A pioneer of American television, who happened to live in Arkansas, died last week at his home in Cabot at age 90. If you watch TV on cable, you owe James Yates “Jimmy” Davidson a debt of gratitude because he was one of the first to envision the concept.
No one really knows who was first, but Patrick R. Parsons, who wrote “Blue Skies: A History of Cable Television” (2008), credits Davidson with being one of three men to put the idea into practice in 1948.
“Jim Davidson in Tuckerman, Ark., already had an antenna up and lines strung when WMCT in Memphis, Tenn., officially went on the air, just because he wanted television,” Parsons wrote. “Davidson and many like him knew that television was coming, and when it did, they would be ready.”
He and other pioneers in Pennsylvania, West Virginia, Missouri, Oregon and Washington successfully established the first community antenna television systems, also called CATV and later just cable TV.
Television was in its infancy when Davidson was discharged from the U.S. Navy in 1946, and he returned to Tuckerman, where before joining the Signal Corps and then enlisting he had managed a movie theater and operated a radio, sign and photography shop.
He reopened his shop and also did some work for The Associated Press. According to a 1999 interview Davidson did with The Cable Center, he learned in late 1947 that WMC radio in Memphis had applied for a permit to establish a TV station. At the time, he said, he had heard of television but had never seen it.
The permit was quickly approved, and Davidson began flying back and forth to Memphis in a small plane he had acquired, learning as much about it as possible. He was already selling radio sets in his store and wanted to be able to sell TVs.
There was a big problem to overcome, though, for rural communities since the TV stations were being established in cities. The signal didn’t travel far, and Tuckerman was about 90 miles from Memphis.
My first job was in this developing industry because my stepfather owned a radio and TV sales and repair shop in the 1950s, and he put me to work at about age 10 in exchange for spending money. My main tasks were answering the phone and testing the vacuum tubes used in radios and TVs, but occasionally I helped put up antennas on rooftops.
The first TV sets used “rabbit ears” to take in signals, but even in Hot Springs those weren’t good enough to capture quality signals from Little Rock and Pine Bluff transmitters. So there was a strong early market for tall rooftop poles, topped with antennas which had to be pointed directionally.
But they had their limits, too, and Davidson and others had a better idea. In mid-1948 he and a helper constructed a 100-foot tower on top of his 2-story building at Tuckerman. He hooked up his first subscriber, Carl Toler, in September or October — in time to get test patterns from WMC-TV. Toler, whose house was about 350 feet away, according to the 1999 interview, paid $150 for the installation and $3 a month.
Davidson also connected the American Legion building and his own store, and on Saturday, Nov. 13, all three places had standing-room-only audiences for the broadcast of a football game between Tennessee and Ole Miss —perhaps the first public viewing for CATV.

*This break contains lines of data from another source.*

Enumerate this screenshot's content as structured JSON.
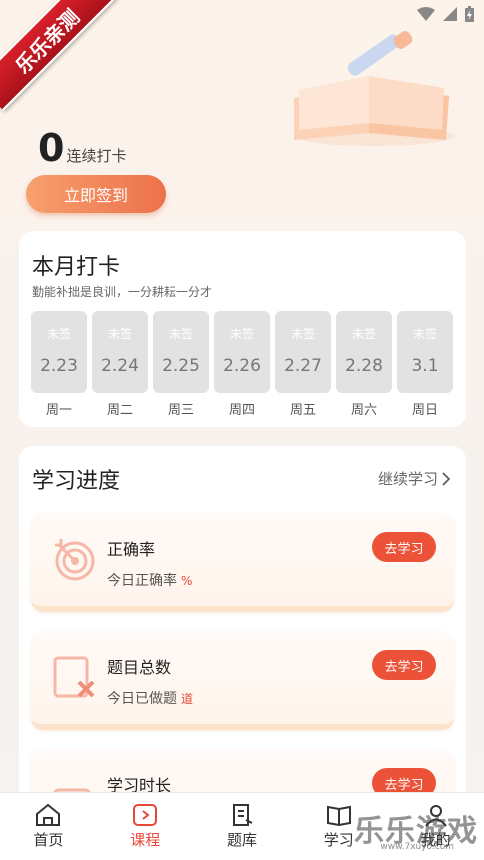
{
  "ribbon": {
    "text": "乐乐亲测"
  },
  "streak": {
    "count": "0",
    "label": "连续打卡"
  },
  "checkin": {
    "label": "立即签到"
  },
  "month": {
    "title": "本月打卡",
    "subtitle": "勤能补拙是良训，一分耕耘一分才",
    "days": [
      {
        "status": "未签",
        "date": "2.23",
        "weekday": "周一"
      },
      {
        "status": "未签",
        "date": "2.24",
        "weekday": "周二"
      },
      {
        "status": "未签",
        "date": "2.25",
        "weekday": "周三"
      },
      {
        "status": "未签",
        "date": "2.26",
        "weekday": "周四"
      },
      {
        "status": "未签",
        "date": "2.27",
        "weekday": "周五"
      },
      {
        "status": "未签",
        "date": "2.28",
        "weekday": "周六"
      },
      {
        "status": "未签",
        "date": "3.1",
        "weekday": "周日"
      }
    ]
  },
  "progress": {
    "title": "学习进度",
    "link": "继续学习",
    "items": [
      {
        "title": "正确率",
        "sub": "今日正确率",
        "unit": "%",
        "button": "去学习",
        "icon": "target-icon"
      },
      {
        "title": "题目总数",
        "sub": "今日已做题",
        "unit": "道",
        "button": "去学习",
        "icon": "wrong-book-icon"
      },
      {
        "title": "学习时长",
        "button": "去学习",
        "icon": "document-icon"
      }
    ]
  },
  "tabs": [
    {
      "label": "首页",
      "icon": "home-icon"
    },
    {
      "label": "课程",
      "icon": "play-icon"
    },
    {
      "label": "题库",
      "icon": "notebook-icon"
    },
    {
      "label": "学习",
      "icon": "book-icon"
    },
    {
      "label": "我的",
      "icon": "user-icon"
    }
  ],
  "watermark": {
    "text": "乐乐游戏",
    "sub": "www.7xuyo.com"
  },
  "colors": {
    "accent": "#ec5238",
    "checkin_gradient_start": "#f7a06e",
    "checkin_gradient_end": "#ec7149"
  }
}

Davidson continued developing his Tuckerman system, as well as related equipment needed to run it, until 1953, when he moved to nearby Batesville and established a CATV system there.
“I wanted to get into a larger town, and try to get some good cash flow going,” he explained in the 1999 interview.
There he established DavCo Electronics Corp. and began manufacturing cable devices such as transformers and splitters. He obtained a franchise agreement from the City Council, perhaps the first for any cable company, because he felt the need for one to use public rights-of-way. He also had to work out agreements with utility companies to string cable on their poles.
From there the business really took off. Davidson estimated that he built more than 30 cable systems in five states and eventually separated the supply and construction company from the cable systems. His other Arkansas systems included those at Newport, Tuckerman, Cave City and Pocahontas.
DavCo sold equipment and cable all over the United States. Davidson also proved that a system could have more than three channels, which others had considered impossible. And he got involved in fighting federal overregulation of the fledgling industry.
Davidson was mostly retired from the cable business when I first met him. About that time the cable systems were sold, and DavCo was shut down. But later his grandson, Cord Davidson, worked for me at our photography-video business when we produced a local public affairs program for the Batesville system, by then owned by TCA Cable Co.
Arkansas’ cable pioneer stayed active the rest of his life, writing several books, traveling, designing and manufacturing jewelry, and building a yacht and his final home, which is mostly underground and doubles as a library and museum.
Roy Ockert is editor emeritus of The Jonesboro Sun. He may be reached by e-mail at email@example.com.